- COSC-certified chronometer
- Unidirectional bezel with a ceramic inlay
Prices at a Glance: Sea-Dweller 4000
|Model/Reference number||Price (approx.)||Water resistance/Size|
|Sea-Dweller 4000, ref. 116600||14,500 USD||1,220 m (122 bar, 4,000 ft); 40 mm|
|Submariner COMEX, ref. 5514||53,000 USD||200 m (20 bar, 656 ft); 40 mm|
|Sea-Dweller, ref. 16600||15,500 USD||1,220 m (122 bar, 4,000 ft); 40 mm|
|Sea-Dweller "Single Red," ref. 126600||15,000 USD||1,220 m (122 bar, 4,000 ft); 43 mm|
|Sea-Dweller Deepsea, ref. 116660||13,500 USD||3,900 m (390 bar, 12,800 ft); 44 mm|
How much does a Sea-Dweller 4000 cost?
The Sea-Dweller 4000 ref. 116600 has performed quite well in recent years. In July 2020, a never-worn edition demanded around 14,500 USD, while pre-owned pieces cost only marginally less.

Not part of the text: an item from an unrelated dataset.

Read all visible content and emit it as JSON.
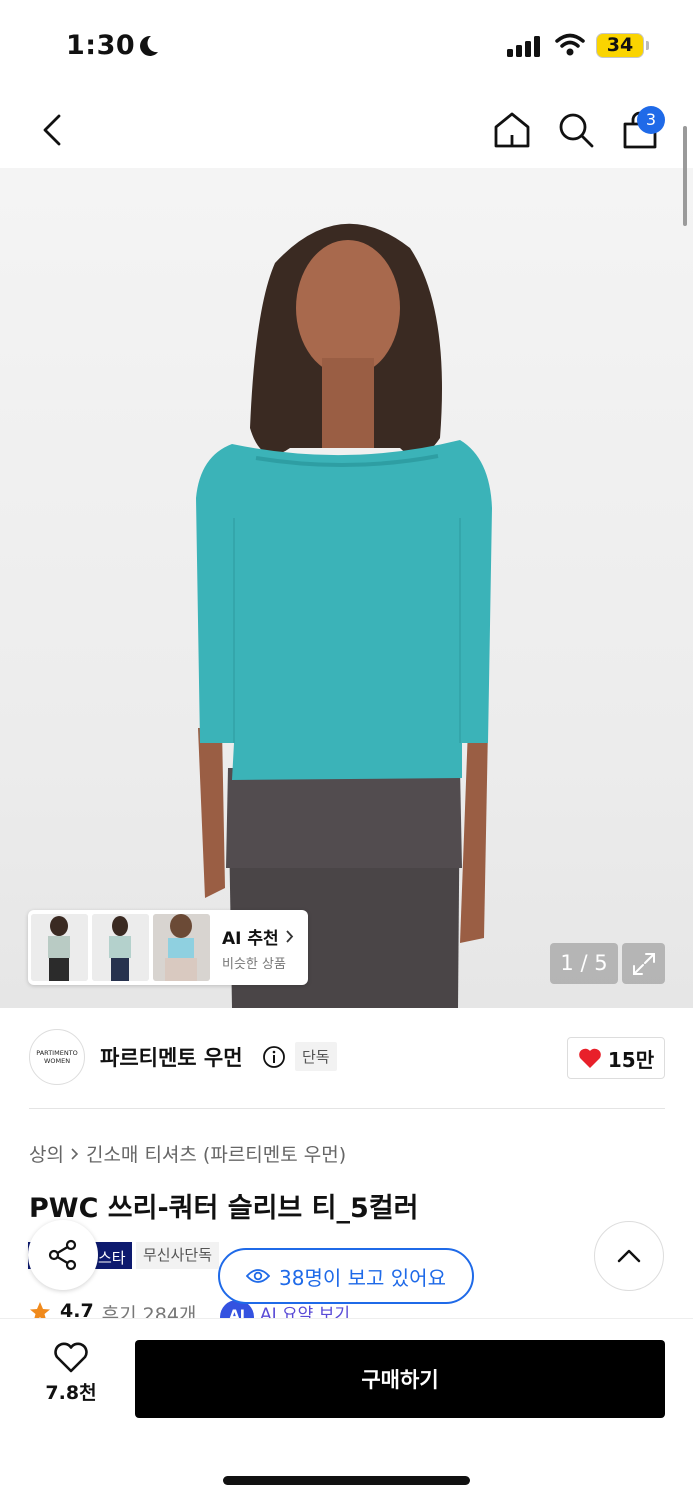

Prices were already rising by the time Rolex announced they were retiring the model in 2017, having increased from 9,300 to 11,500 USD. As you can see, the Sea-Dweller has a promising future ahead, and is therefore a sound investment option.

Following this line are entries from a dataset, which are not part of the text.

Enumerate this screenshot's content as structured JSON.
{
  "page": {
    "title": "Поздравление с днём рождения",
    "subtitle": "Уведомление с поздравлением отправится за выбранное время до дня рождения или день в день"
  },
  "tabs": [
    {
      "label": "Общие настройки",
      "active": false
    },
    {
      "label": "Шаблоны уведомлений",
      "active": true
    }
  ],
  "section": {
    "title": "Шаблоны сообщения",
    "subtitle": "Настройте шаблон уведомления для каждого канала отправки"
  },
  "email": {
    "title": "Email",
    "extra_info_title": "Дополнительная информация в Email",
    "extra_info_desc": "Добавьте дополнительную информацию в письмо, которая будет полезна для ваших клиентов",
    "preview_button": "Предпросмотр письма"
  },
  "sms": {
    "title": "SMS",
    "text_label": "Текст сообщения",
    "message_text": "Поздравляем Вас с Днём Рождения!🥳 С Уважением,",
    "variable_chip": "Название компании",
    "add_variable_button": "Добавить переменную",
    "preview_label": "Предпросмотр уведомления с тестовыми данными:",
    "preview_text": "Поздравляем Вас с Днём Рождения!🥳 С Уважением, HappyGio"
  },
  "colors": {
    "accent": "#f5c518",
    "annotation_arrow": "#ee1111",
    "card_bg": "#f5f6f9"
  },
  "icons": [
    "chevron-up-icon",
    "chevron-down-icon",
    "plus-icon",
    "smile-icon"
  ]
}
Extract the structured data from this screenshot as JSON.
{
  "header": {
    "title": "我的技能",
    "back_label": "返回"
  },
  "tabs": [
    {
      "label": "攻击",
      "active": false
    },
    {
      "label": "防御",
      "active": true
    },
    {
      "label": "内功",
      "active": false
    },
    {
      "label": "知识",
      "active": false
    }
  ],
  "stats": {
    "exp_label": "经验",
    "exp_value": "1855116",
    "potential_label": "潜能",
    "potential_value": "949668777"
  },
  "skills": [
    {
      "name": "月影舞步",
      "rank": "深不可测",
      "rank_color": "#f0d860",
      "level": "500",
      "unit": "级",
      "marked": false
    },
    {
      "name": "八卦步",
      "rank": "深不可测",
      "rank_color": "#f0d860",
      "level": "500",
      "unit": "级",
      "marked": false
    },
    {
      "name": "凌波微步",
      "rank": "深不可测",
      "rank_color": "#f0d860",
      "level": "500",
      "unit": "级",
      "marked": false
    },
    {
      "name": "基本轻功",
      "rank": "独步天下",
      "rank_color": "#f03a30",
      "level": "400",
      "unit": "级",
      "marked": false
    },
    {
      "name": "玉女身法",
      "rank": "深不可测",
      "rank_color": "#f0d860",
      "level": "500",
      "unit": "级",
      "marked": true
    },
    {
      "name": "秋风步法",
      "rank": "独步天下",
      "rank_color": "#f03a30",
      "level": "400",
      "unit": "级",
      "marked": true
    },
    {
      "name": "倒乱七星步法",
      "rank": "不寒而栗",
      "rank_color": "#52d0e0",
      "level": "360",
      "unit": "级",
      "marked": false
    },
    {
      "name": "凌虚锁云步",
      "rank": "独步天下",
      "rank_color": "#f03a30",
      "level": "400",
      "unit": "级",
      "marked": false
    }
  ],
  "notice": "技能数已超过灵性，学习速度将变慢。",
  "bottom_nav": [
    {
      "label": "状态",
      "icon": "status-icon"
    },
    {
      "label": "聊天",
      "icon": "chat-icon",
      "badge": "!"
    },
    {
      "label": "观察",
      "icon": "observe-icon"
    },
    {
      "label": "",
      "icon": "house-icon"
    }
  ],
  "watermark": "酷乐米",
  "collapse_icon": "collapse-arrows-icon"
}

About the Sea-Dweller 4000
The Sea-Dweller 4000 is water-resistant to 1,220 m (122 bar, 4,000 ft). Rolex crafts both its 40-mm case and three-piece link Oyster bracelet out of 904L stainless steel, a particularly durable and non-corrosive alloy known internally as "Oystersteel." The case is a single piece of solid steel and features a screw-down case back. Finally, scratch-resistant sapphire crystal protects the Sea-Dweller 4000's dial.
The crown's winding stem is a potential weak point in every water-resistant watch, as it's an additional opening in the case. To prevent water from leaking in through the crown, Rolex equips the Sea-Dweller 4000 with a so-called Triplock crown system. This mechanism uses four rubber o-ring gaskets to prevent water and dirt from finding their way into the case. The crown remains screwed into the case in its normal position; it's only unscrewed to set or wind the watch.

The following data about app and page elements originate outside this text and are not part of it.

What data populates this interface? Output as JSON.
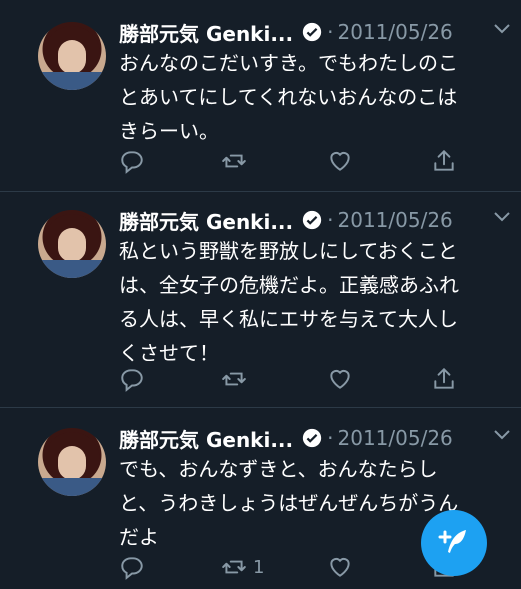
{
  "tweets": [
    {
      "name": "勝部元気 Genki...",
      "date": "2011/05/26",
      "lines": [
        "おんなのこだいすき。でもわたしのこ",
        "とあいてにしてくれないおんなのこは",
        "きらーい。"
      ],
      "retweet_count": ""
    },
    {
      "name": "勝部元気 Genki...",
      "date": "2011/05/26",
      "lines": [
        "私という野獣を野放しにしておくこと",
        "は、全女子の危機だよ。正義感あふれ",
        "る人は、早く私にエサを与えて大人し",
        "くさせて！"
      ],
      "retweet_count": ""
    },
    {
      "name": "勝部元気 Genki...",
      "date": "2011/05/26",
      "lines": [
        "でも、おんなずきと、おんなたらし",
        "と、うわきしょうはぜんぜんちがうん",
        "だよ"
      ],
      "retweet_count": "1"
    }
  ],
  "icons": {
    "reply": "reply-icon",
    "retweet": "retweet-icon",
    "like": "heart-icon",
    "share": "share-icon",
    "verified": "verified-badge-icon",
    "more": "chevron-down-icon",
    "compose": "compose-tweet-icon"
  },
  "colors": {
    "background": "#151e28",
    "accent": "#1da1f2",
    "muted": "#8899a6"
  }
}
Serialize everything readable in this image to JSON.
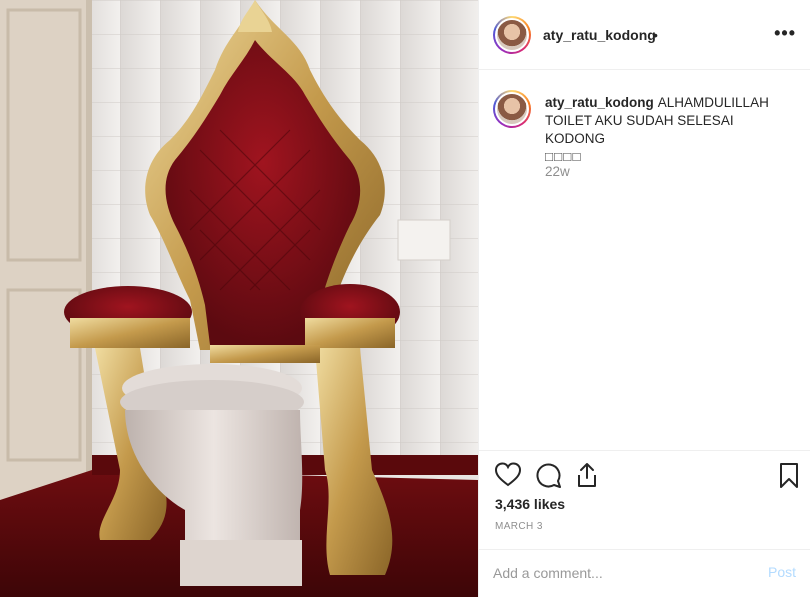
{
  "post": {
    "image_description_icon": "throne-toilet-photo",
    "header": {
      "username": "aty_ratu_kodong",
      "separator": "•",
      "more_icon": "more-options-icon",
      "more_label": "•••"
    },
    "caption": {
      "username": "aty_ratu_kodong",
      "text": "ALHAMDULILLAH TOILET AKU SUDAH SELESAI KODONG",
      "emoji_placeholders": "□□□□",
      "time_ago": "22w"
    },
    "actions": {
      "like_icon": "heart-icon",
      "comment_icon": "comment-bubble-icon",
      "share_icon": "share-icon",
      "save_icon": "bookmark-icon",
      "likes": "3,436 likes",
      "date": "MARCH 3"
    },
    "comment_box": {
      "placeholder": "Add a comment...",
      "post_label": "Post"
    }
  }
}
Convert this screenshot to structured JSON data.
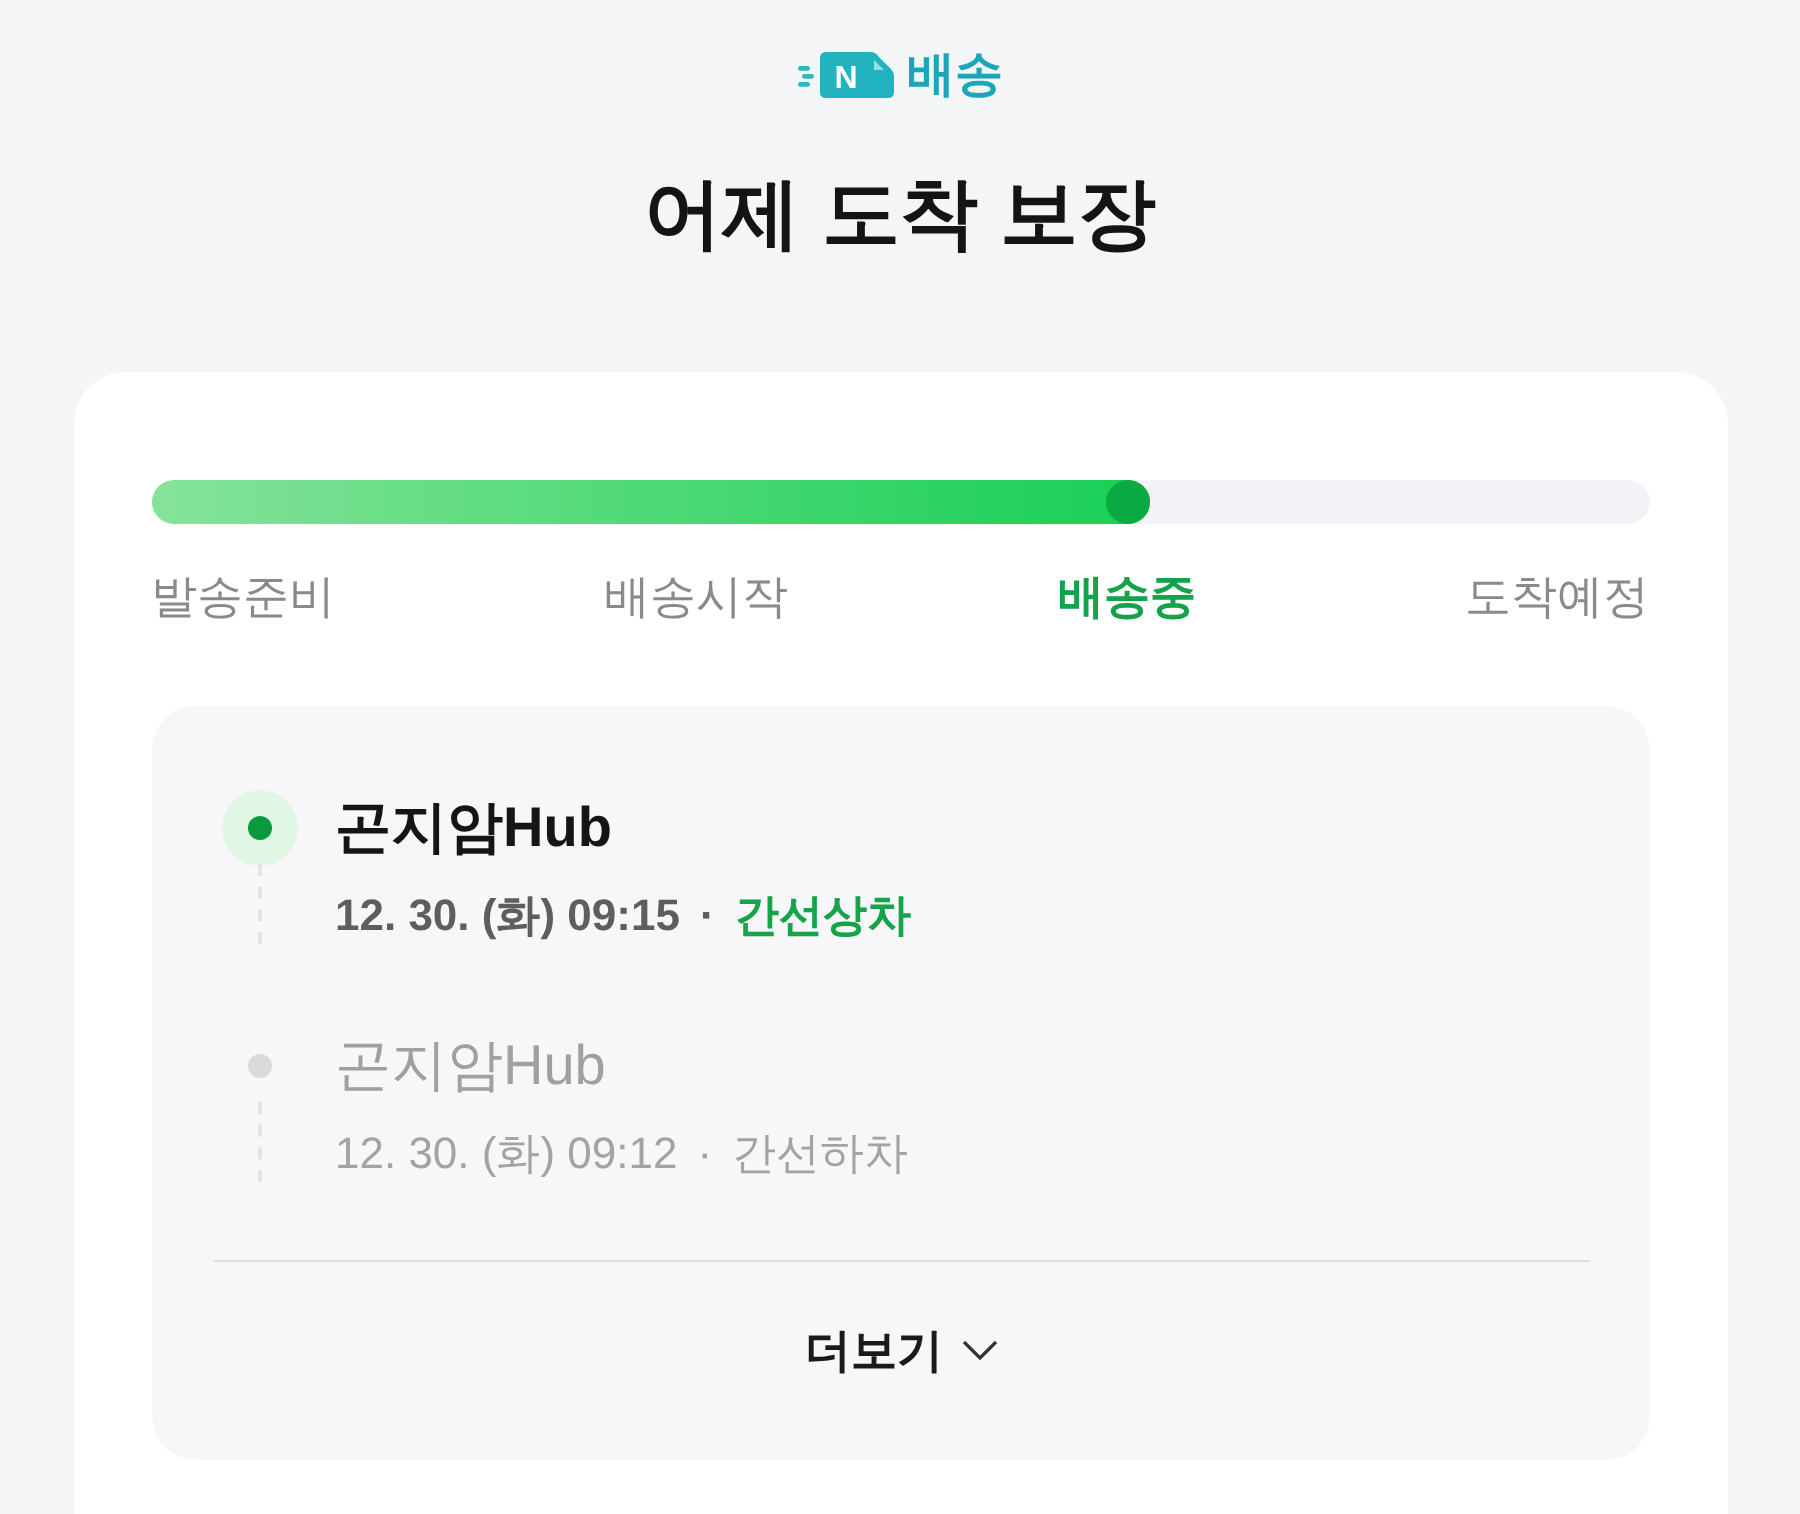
{
  "logo": {
    "mark": "N",
    "label": "배송"
  },
  "title": "어제 도착 보장",
  "progress": {
    "level": 0.667,
    "stages": [
      {
        "label": "발송준비",
        "selected": false
      },
      {
        "label": "배송시작",
        "selected": false
      },
      {
        "label": "배송중",
        "selected": true
      },
      {
        "label": "도착예정",
        "selected": false
      }
    ]
  },
  "timeline": {
    "events": [
      {
        "location": "곤지암Hub",
        "time": "12. 30. (화) 09:15",
        "separator": "·",
        "status": "간선상차",
        "current": true
      },
      {
        "location": "곤지암Hub",
        "time": "12. 30. (화) 09:12",
        "separator": "·",
        "status": "간선하차",
        "current": false
      }
    ],
    "more_button": {
      "label": "더보기"
    }
  }
}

Helium Escape Valve
One of the Sea-Dweller's defining features is its helium escape valve. This is also true of the Sea-Dweller 4000. The valve is an essential feature for saturation diving, as it prevents potential damage during decompression. Divers who work at great depths breathe a mixture of oxygen and helium. However, helium molecules are so small that they easily slip past the watch's various seals and settle in the case. As pressure subsides during decompression, these molecules expand. If they can't escape the case quickly enough, they can cause the watch's crystal to pop out. Rolex solved this problem by inventing the escape valve. While it functions manually on some watches, it works automatically on the Sea-Dweller 4000.
Ceramic Meets Platinum
Like any good diving watch, the Sea-Dweller 4000 comes with a unidirectional diving bezel. Thanks to its ribbed edge, divers can easily operate it with gloves on. Rolex outfits the bezel with a black Cerachrom inlay with a 60-minute scale. The Genevan manufacturer finishes the scale's numerals and minutes with a platinum PVD coating.
The luminous material Chromalight covers the hands, indices, and the bezel zero marker. It shines bright blue in the dark, and Rolex claims it also glows longer than competing materials. During the day, it appears white and creates a contrast against the black dial.
The Precise In-House Caliber 3135
The in-house caliber 3135 is the beating heart of the Sea-Dweller 4000. It has a power reserve of 48 hours and ticks at a frequency of 4 Hz or 28,800 vibrations per hour. Experts praise the 3135 for its exceptional durability and precision. It has passed not only the tests of the Official Swiss Chronometer Testing Institute (COSC) but also Rolex's more rigorous internal tests, thus qualifying as a "Superlative Chronometer." This distinction means the movement has a maximum daily deviation of only +/- 2 seconds from the reference time.
Fliplock and Glidelock: Flexible Bracelets
A diving watch's band should be easy to adjust, as it needs to fit over a wetsuit. Therefore, the Sea-Dweller features both Glidelock and Fliplock technology. Fliplock extension links enable the wearer to lengthen the bracelet significantly.
On the other hand, Glidelock technology allows for more fine adjustment by releasing the last link from the clasp and fixing it in a new position.